Acts 7:34 Parallel Verses [⇓ See commentary ⇓]

Acts 7:34, NIV: I have indeed seen the oppression of my people in Egypt. I have heard their groaning and have come down to set them free. Now come, I will send you back to Egypt.'

Acts 7:34, ESV: I have surely seen the affliction of my people who are in Egypt, and have heard their groaning, and I have come down to deliver them. And now come, I will send you to Egypt.’

Acts 7:34, KJV: I have seen, I have seen the affliction of my people which is in Egypt, and I have heard their groaning, and am come down to deliver them. And now come, I will send thee into Egypt.

Acts 7:34, NASB: I HAVE CERTAINLY SEEN THE OPPRESSION OF MY PEOPLE WHO ARE IN EGYPT, AND HAVE HEARD THEIR GROANING, AND I HAVE COME DOWN TO RESCUE THEM; AND NOW COME, I WILL SEND YOU TO EGYPT.’

Acts 7:34, NLT: I have certainly seen the oppression of my people in Egypt. I have heard their groans and have come down to rescue them. Now go, for I am sending you back to Egypt.'

Acts 7:34, CSB: I have certainly seen the oppression of my people in Egypt; I have heard their groaning and have come down to set them free. And now, come, I will send you to Egypt.

What does Acts 7:34 mean? [⇑ See verse text ⇑]

Stephen has been accused of disrespecting Moses, among other things (Acts 6:11–14). In his quick history of Israel, Stephen shows how the Israelites have a long tradition of rejecting Moses and the other prophets God has sent.

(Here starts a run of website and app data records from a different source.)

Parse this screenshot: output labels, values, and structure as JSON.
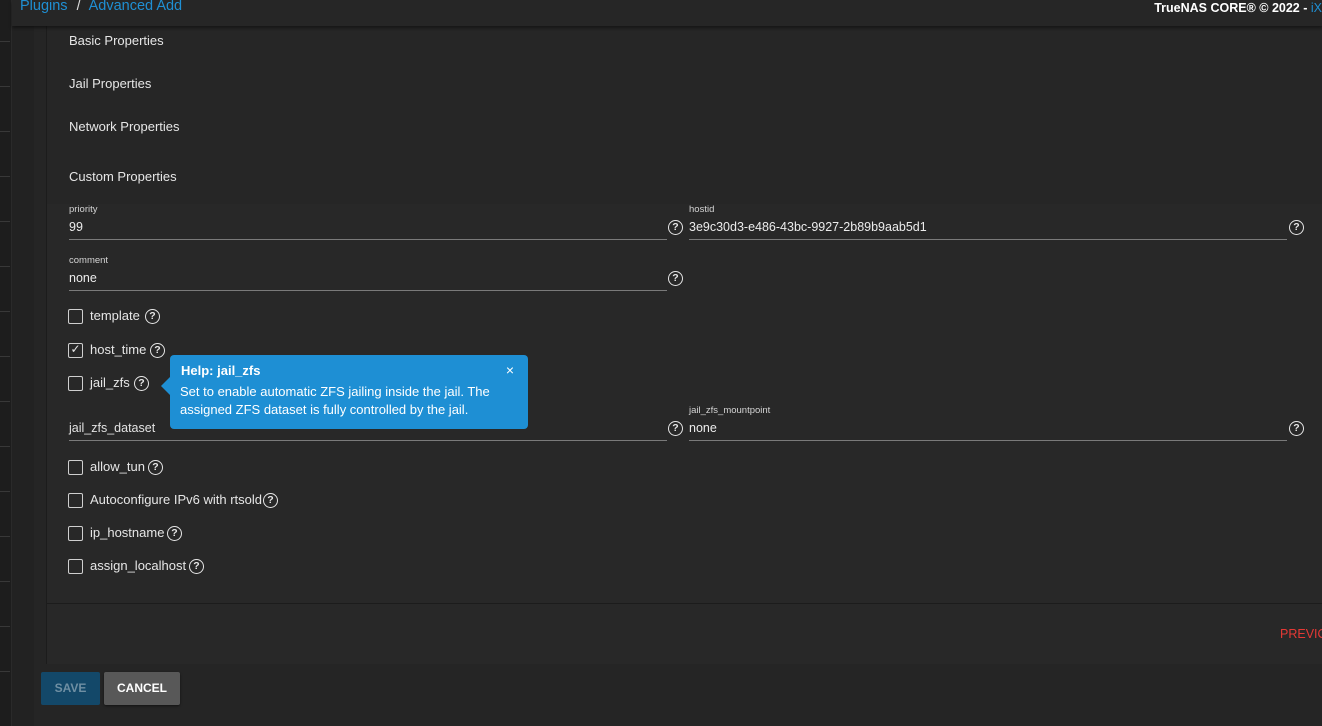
{
  "breadcrumb": {
    "parent": "Plugins",
    "separator": "/",
    "current": "Advanced Add"
  },
  "copyright": {
    "text": "TrueNAS CORE® © 2022 - ",
    "brand": "iX"
  },
  "steps": [
    "Basic Properties",
    "Jail Properties",
    "Network Properties",
    "Custom Properties"
  ],
  "fields": {
    "priority": {
      "label": "priority",
      "value": "99"
    },
    "hostid": {
      "label": "hostid",
      "value": "3e9c30d3-e486-43bc-9927-2b89b9aab5d1"
    },
    "comment": {
      "label": "comment",
      "value": "none"
    },
    "jail_zfs_dataset": {
      "placeholder": "jail_zfs_dataset"
    },
    "jail_zfs_mountpoint": {
      "label": "jail_zfs_mountpoint",
      "value": "none"
    }
  },
  "checkboxes": {
    "template": {
      "label": "template",
      "checked": false
    },
    "host_time": {
      "label": "host_time",
      "checked": true
    },
    "jail_zfs": {
      "label": "jail_zfs",
      "checked": false
    },
    "allow_tun": {
      "label": "allow_tun",
      "checked": false
    },
    "autoconfigure_ipv6": {
      "label": "Autoconfigure IPv6 with rtsold",
      "checked": false
    },
    "ip_hostname": {
      "label": "ip_hostname",
      "checked": false
    },
    "assign_localhost": {
      "label": "assign_localhost",
      "checked": false
    }
  },
  "tooltip": {
    "title": "Help: jail_zfs",
    "body": "Set to enable automatic ZFS jailing inside the jail. The assigned ZFS dataset is fully controlled by the jail.",
    "close": "×"
  },
  "icons": {
    "help": "?",
    "check": "✓"
  },
  "buttons": {
    "previous": "PREVIO",
    "save": "SAVE",
    "cancel": "CANCEL"
  },
  "colors": {
    "accent": "#1f8fd3",
    "tooltip": "#1e8fd4",
    "danger": "#e53935",
    "save_disabled": "#134869"
  }
}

Stephen sets the stage here. Four hundred and thirty years before God called Moses, Joseph, son of Jacob, was second-in-command of Egypt and was able to settle his father's large family in a good land during a terrible famine. Thirty years later, after Joseph and the Pharaoh he served had died, a new Pharaoh arrived and saw the fertile Israelites as a threat. He enslaved them, hoping to control their population. When that didn't work, another Pharaoh demanded all the baby boys be killed (Exodus 1). At this point in Stephen's story, God had determined it was time for Moses to free his people from slavery and lead them to the land God had promised Abraham (Exodus 2:23–25).

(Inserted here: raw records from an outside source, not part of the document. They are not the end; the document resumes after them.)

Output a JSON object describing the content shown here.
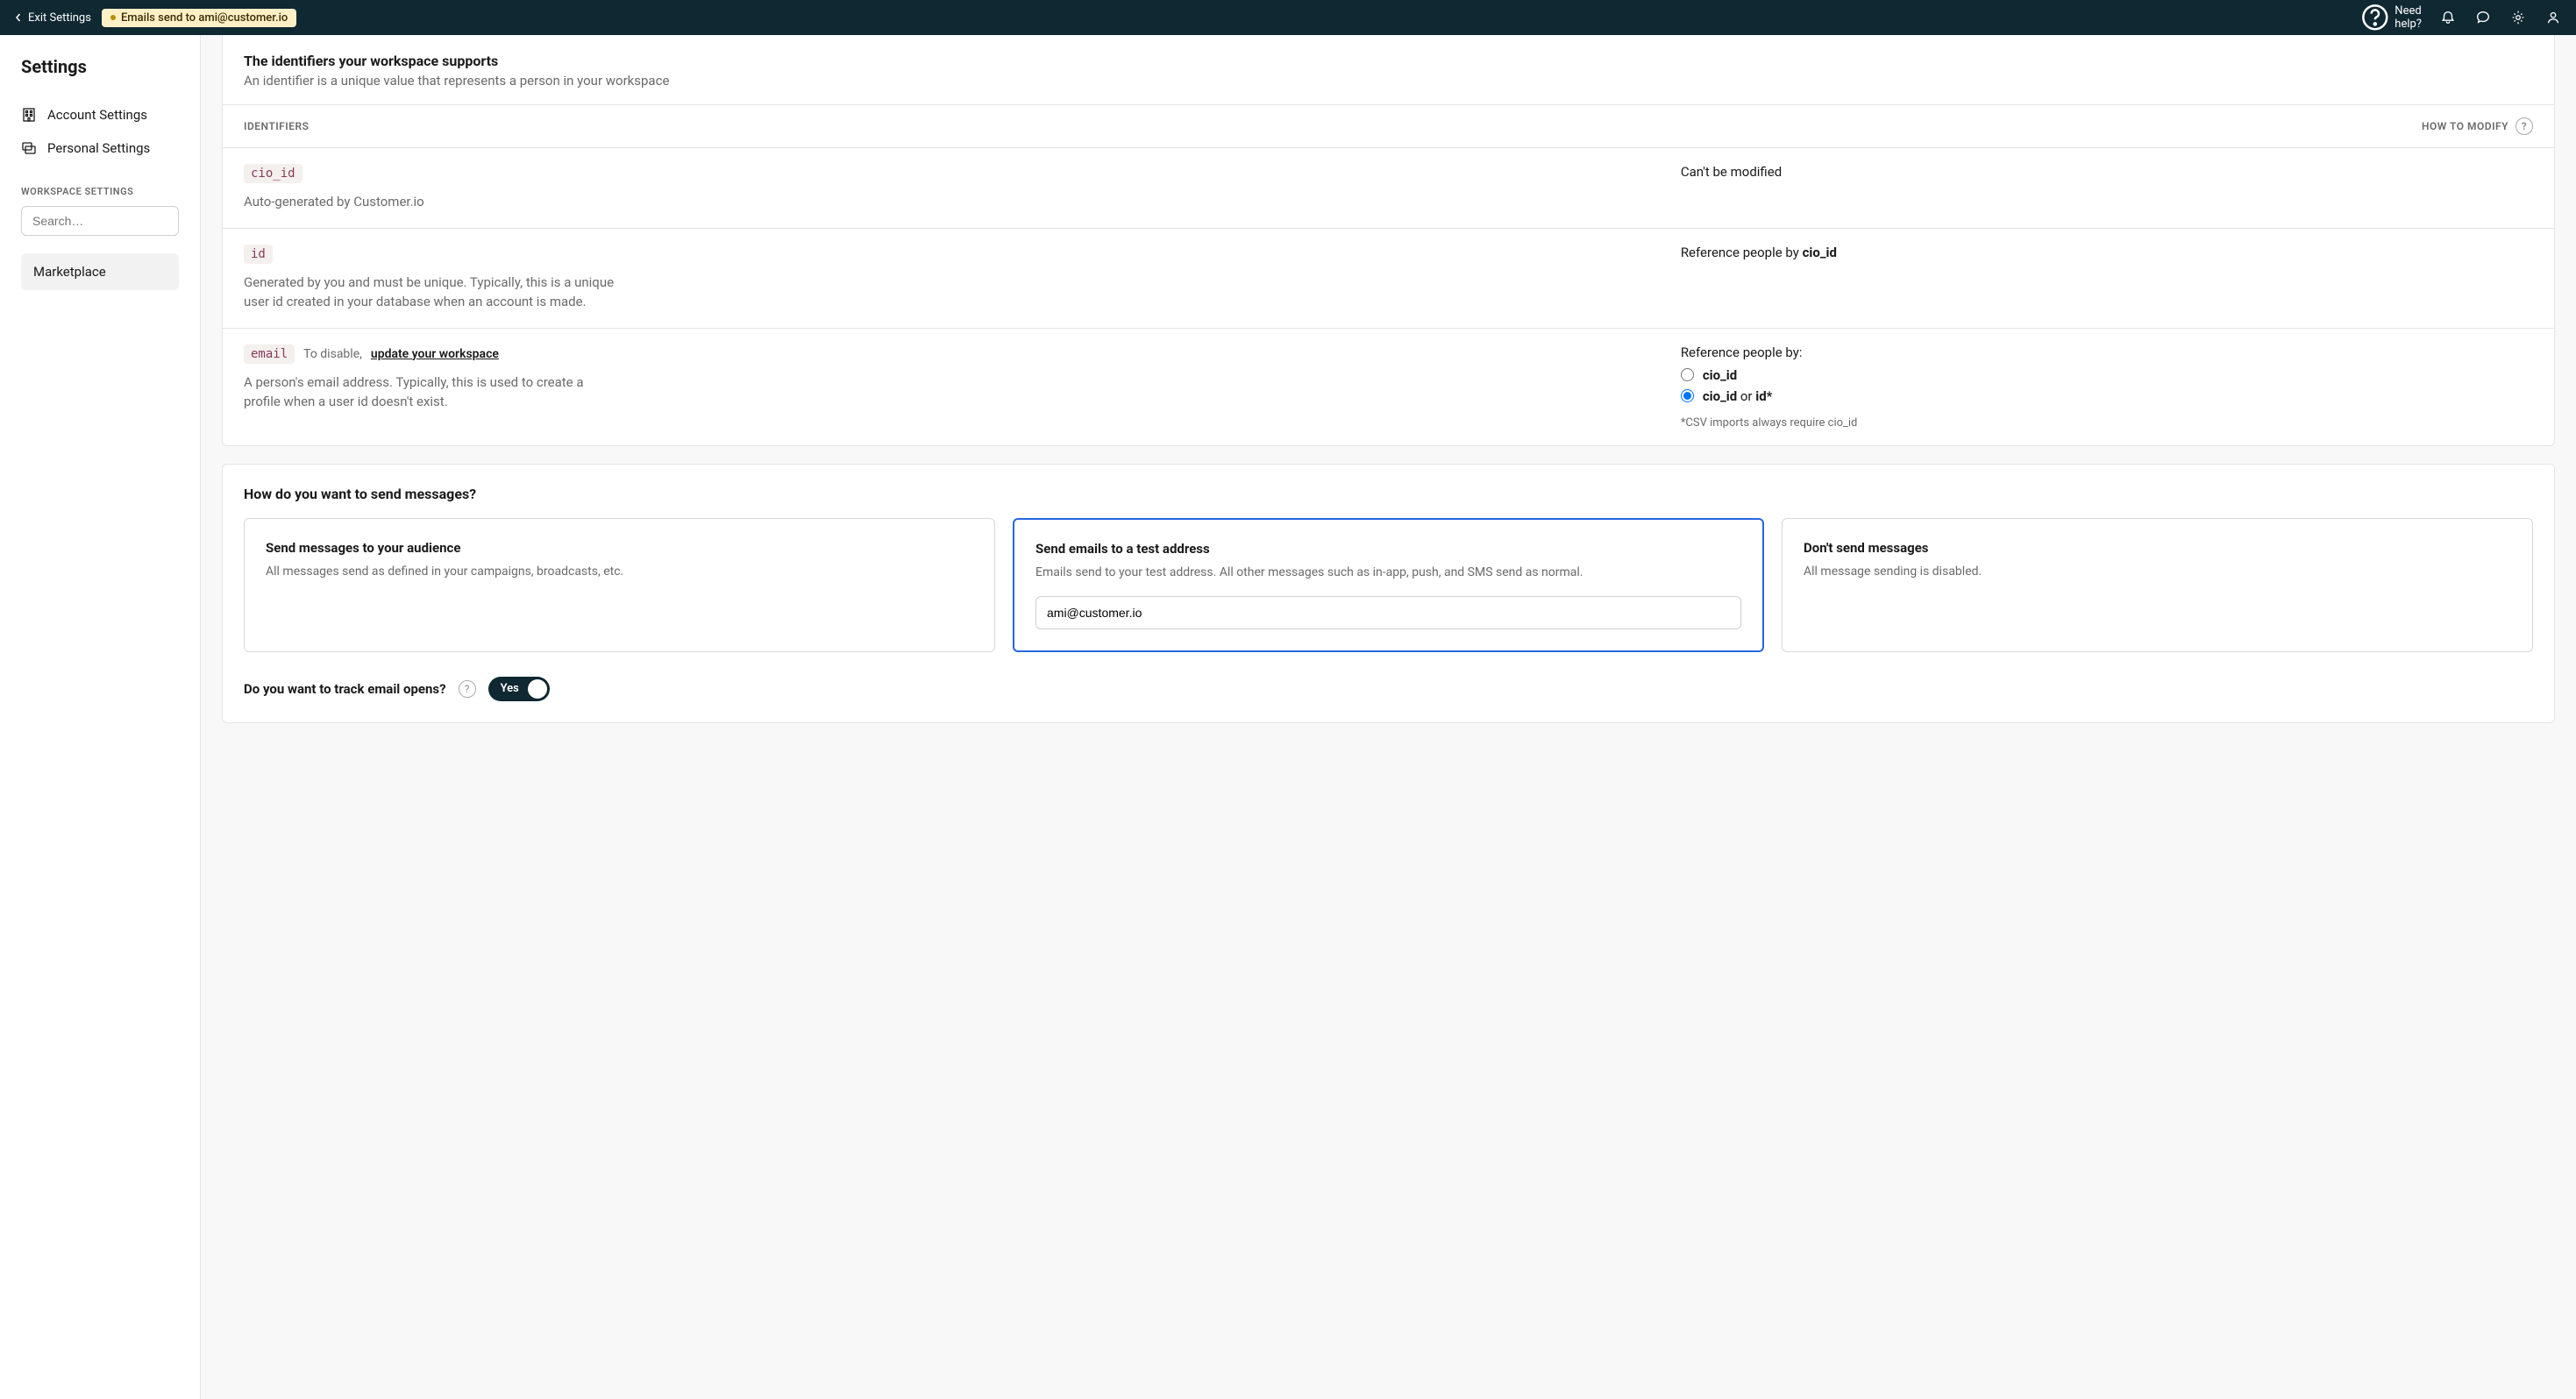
{
  "topbar": {
    "exit": "Exit Settings",
    "badge": "Emails send to ami@customer.io",
    "help": "Need help?"
  },
  "sidebar": {
    "title": "Settings",
    "nav": {
      "account": "Account Settings",
      "personal": "Personal Settings"
    },
    "workspace_label": "WORKSPACE SETTINGS",
    "search_placeholder": "Search…",
    "marketplace": "Marketplace"
  },
  "identifiers": {
    "title": "The identifiers your workspace supports",
    "subtitle": "An identifier is a unique value that represents a person in your workspace",
    "col_left": "IDENTIFIERS",
    "col_right": "HOW TO MODIFY",
    "rows": {
      "cio_id": {
        "tag": "cio_id",
        "desc": "Auto-generated by Customer.io",
        "modify": "Can't be modified"
      },
      "id": {
        "tag": "id",
        "desc": "Generated by you and must be unique. Typically, this is a unique user id created in your database when an account is made.",
        "modify_pre": "Reference people by ",
        "modify_bold": "cio_id"
      },
      "email": {
        "tag": "email",
        "disable_pre": "To disable,",
        "disable_link": "update your workspace",
        "desc": "A person's email address. Typically, this is used to create a profile when a user id doesn't exist.",
        "modify_label": "Reference people by:",
        "radio1": "cio_id",
        "radio2_a": "cio_id",
        "radio2_b": " or ",
        "radio2_c": "id*",
        "footnote": "*CSV imports always require cio_id"
      }
    }
  },
  "send": {
    "title": "How do you want to send messages?",
    "opt1": {
      "title": "Send messages to your audience",
      "desc": "All messages send as defined in your campaigns, broadcasts, etc."
    },
    "opt2": {
      "title": "Send emails to a test address",
      "desc": "Emails send to your test address. All other messages such as in-app, push, and SMS send as normal.",
      "value": "ami@customer.io"
    },
    "opt3": {
      "title": "Don't send messages",
      "desc": "All message sending is disabled."
    }
  },
  "track": {
    "label": "Do you want to track email opens?",
    "value": "Yes"
  }
}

Forty years before, Moses had taken it upon himself to kill an Egyptian who was beating a Hebrew. The next day, Moses confronted two Israelites who were fighting with each other. The aggressor rejected his intervention and any authority over them, asking Moses if he was going to kill him, as well. Realizing that if these men knew he had killed the Egyptian Pharaoh would know, too, Moses fled to Midian (Acts 7:25–29).

Forty years later, God told Moses to return to Egypt and save his people. This verse glosses over Exodus 3:7–4:17. The confidence Moses had when he came to his people's aid the first time was shattered. He gave excuse after excuse as to why he wasn't worthy. God gave encouragement, signs, and finally an angry concession before Moses agreed to move.

The Israelites didn't have any more confidence in Moses than he did. They spent the next forty years rebelling against his direction. God's signs had little effect on their attitude (Acts 7:35–41). This continued beyond Moses. Stephen points out how the Israelites abused and killed God's other prophets, up to and including the Prophet (the Messiah) Moses promised would follow him—Jesus (Acts 7:51–53). The Jews accuse Stephen of rejecting Moses. Stephen shows how they reject God.